Thinking about committing to a custom-designed piece
of platinum jewellery? We’ve put together a comprehensive list of pros and cons to help you make a more informed decision:
What are the benefits of platinum jewellery?
Perhaps the biggest advantage to platinum lies in its durability. Gold, even in its purest form, will slowly erode over time as the metal rubs against your skin and sustains the occasional knock here and there. No matter how well a gold ring is made, at some point it will require reshanking as the band wears thin.
In contrast, platinum simply does not wear away. A platinum engagement ring
or wedding band will, in all likelihood, be durable enough to easily survive a lifetime of daily wear. In fact, in all our years in business, we’ve never once seen a platinum ring that had sustained damage through regular wear and tear!
- True white colour
While the brilliant shine of white gold always makes for an eye-catching piece, it might surprise you to learn that white gold is not actually white
. Rather, it is simply yellow gold that has been plated in rhodium, a dazzlingly reflective metal that gives white gold that special lustrous shine. Over time, this coating wears off to reveal the original yellow gold beneath, and will require you to get the piece rhodium plated.
Platinum, on the other hand, is blessed with a natural, rich white lustre that will retain its shine forever, doesn’t require rhodium plating and will never turn yellow or tarnish.
- Hypoallergenic metal
Those with sensitive skin know all too well that gold jewellery can trigger all sorts of allergies.
Why does this happen?
Blame the alloys.

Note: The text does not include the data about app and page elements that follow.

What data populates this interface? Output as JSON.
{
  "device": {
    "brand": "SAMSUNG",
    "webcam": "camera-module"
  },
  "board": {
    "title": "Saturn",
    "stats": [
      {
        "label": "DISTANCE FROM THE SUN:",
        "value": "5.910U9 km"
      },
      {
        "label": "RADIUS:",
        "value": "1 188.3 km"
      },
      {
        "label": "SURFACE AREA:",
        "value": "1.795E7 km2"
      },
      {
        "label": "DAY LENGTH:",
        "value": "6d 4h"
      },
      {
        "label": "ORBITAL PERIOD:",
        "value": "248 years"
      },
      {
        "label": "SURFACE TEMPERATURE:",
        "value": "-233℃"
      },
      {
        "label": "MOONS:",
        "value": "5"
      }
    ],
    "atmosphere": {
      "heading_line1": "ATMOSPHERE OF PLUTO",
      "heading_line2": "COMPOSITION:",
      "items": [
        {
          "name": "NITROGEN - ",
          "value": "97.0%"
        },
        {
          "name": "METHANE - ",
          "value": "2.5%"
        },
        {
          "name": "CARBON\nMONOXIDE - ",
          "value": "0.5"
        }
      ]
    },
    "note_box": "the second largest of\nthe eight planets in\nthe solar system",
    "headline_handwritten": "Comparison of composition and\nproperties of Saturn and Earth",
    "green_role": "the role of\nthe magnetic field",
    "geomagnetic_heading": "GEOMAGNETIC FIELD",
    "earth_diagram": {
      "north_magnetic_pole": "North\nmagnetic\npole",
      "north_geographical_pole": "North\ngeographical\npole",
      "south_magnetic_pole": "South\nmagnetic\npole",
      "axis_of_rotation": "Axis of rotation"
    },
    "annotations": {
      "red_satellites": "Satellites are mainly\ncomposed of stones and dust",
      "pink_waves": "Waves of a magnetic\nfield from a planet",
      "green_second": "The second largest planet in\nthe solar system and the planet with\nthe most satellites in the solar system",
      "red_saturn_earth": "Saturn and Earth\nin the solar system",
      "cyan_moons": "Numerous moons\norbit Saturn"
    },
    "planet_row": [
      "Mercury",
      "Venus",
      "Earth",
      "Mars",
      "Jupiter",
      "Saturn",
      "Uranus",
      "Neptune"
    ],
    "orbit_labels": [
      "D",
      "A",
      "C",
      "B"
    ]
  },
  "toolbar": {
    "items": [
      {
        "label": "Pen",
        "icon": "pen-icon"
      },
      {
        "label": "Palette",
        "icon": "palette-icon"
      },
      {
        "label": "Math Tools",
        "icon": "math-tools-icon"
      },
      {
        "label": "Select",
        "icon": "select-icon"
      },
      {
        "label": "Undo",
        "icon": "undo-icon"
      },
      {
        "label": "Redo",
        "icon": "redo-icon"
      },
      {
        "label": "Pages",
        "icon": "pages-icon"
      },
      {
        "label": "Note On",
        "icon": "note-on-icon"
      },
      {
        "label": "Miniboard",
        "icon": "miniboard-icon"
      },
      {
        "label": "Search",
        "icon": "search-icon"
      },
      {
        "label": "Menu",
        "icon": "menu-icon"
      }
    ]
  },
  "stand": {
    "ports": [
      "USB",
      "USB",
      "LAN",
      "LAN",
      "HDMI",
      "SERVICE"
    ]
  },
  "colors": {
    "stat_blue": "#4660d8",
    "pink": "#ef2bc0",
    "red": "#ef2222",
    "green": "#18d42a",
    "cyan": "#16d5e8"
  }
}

You see, 9ct gold is just 37.5 percent pure, 14ct gold is 58.5 percent pure and even 18ct gold, the purest gold used in jewellery making, is only 75 percent pure. The rest of the metal is made up of all sorts of alloys (copper, nickel, zinc, silver), which your body may or may not have a negative reaction to.
Platinum offers a welcome reprieve from gold-induced allergies - the metal is 95 percent pure and is classed as a hypoallergenic. If you don’t suffer from allergies, this may not seem like much a of big deal, but for the people who do it is the metal’s biggest selling point.
One big misconception surrounding platinum jewellery is the idea that platinum is exorbitantly expensive. In years gone by this was certainly true, with platinum sometimes commanding twice the price of gold. Since then, however, the price has steadily dropped, and now platinum more or less costs the same as 18ct gold (at the time of writing, platinum is about $1 cheaper gram-for-gram than 18ct gold).
Do keep in mind that platinum is more dense than gold, so you typically require a couple more grams of platinum than gold to create the same design.
What are the drawbacks of platinum jewellery?
- High melting point
Platinum has a substantially higher melting point than gold (a whopping 700°C higher, in case you were curious), which can make repairs a little tricky. This level of heat can potentially damage diamonds and other precious gemstones, so they will typically have to be removed if a jeweller ever needs to retip a claw or carry out any other repairs
near the stones. This may add extra cost to the repair service (though this expense is almost always far outweighed by platinum’s sheer durability).
- Easily scratched
Although platinum is an incredibly dense and durable metal, it is still quite susceptible to scratching - more so than gold. The good news is that these scratches are very different to those sustained by gold.
Well, when you scratch gold, the metal is removed from the jewellery altogether, typically resulting in an unsightly blemish that most people are quick to get removed. However, when you scratch platinum, the metal is simply moved from one place to another. Over time, and with enough of these ‘scratches’, the metal developes what is known as a patina finish, a natural layering of visible wear and tear that can give platinum jewellery a beautiful, time-worn appearance.
- Not as shiny as white gold
Despite the fact that platinum is naturally a vibrant white, it has to be said that it’s not quite as blindingly shiny as rhodium plated white gold
. While many appreciate the comparative subtlety of platinum, those in search of a more flashy shine may be better suited to white gold jewellery.
Thinking about getting custom platinum jewellery made? Send us an email
to book an appointment to come into our North Shore studio for a chat.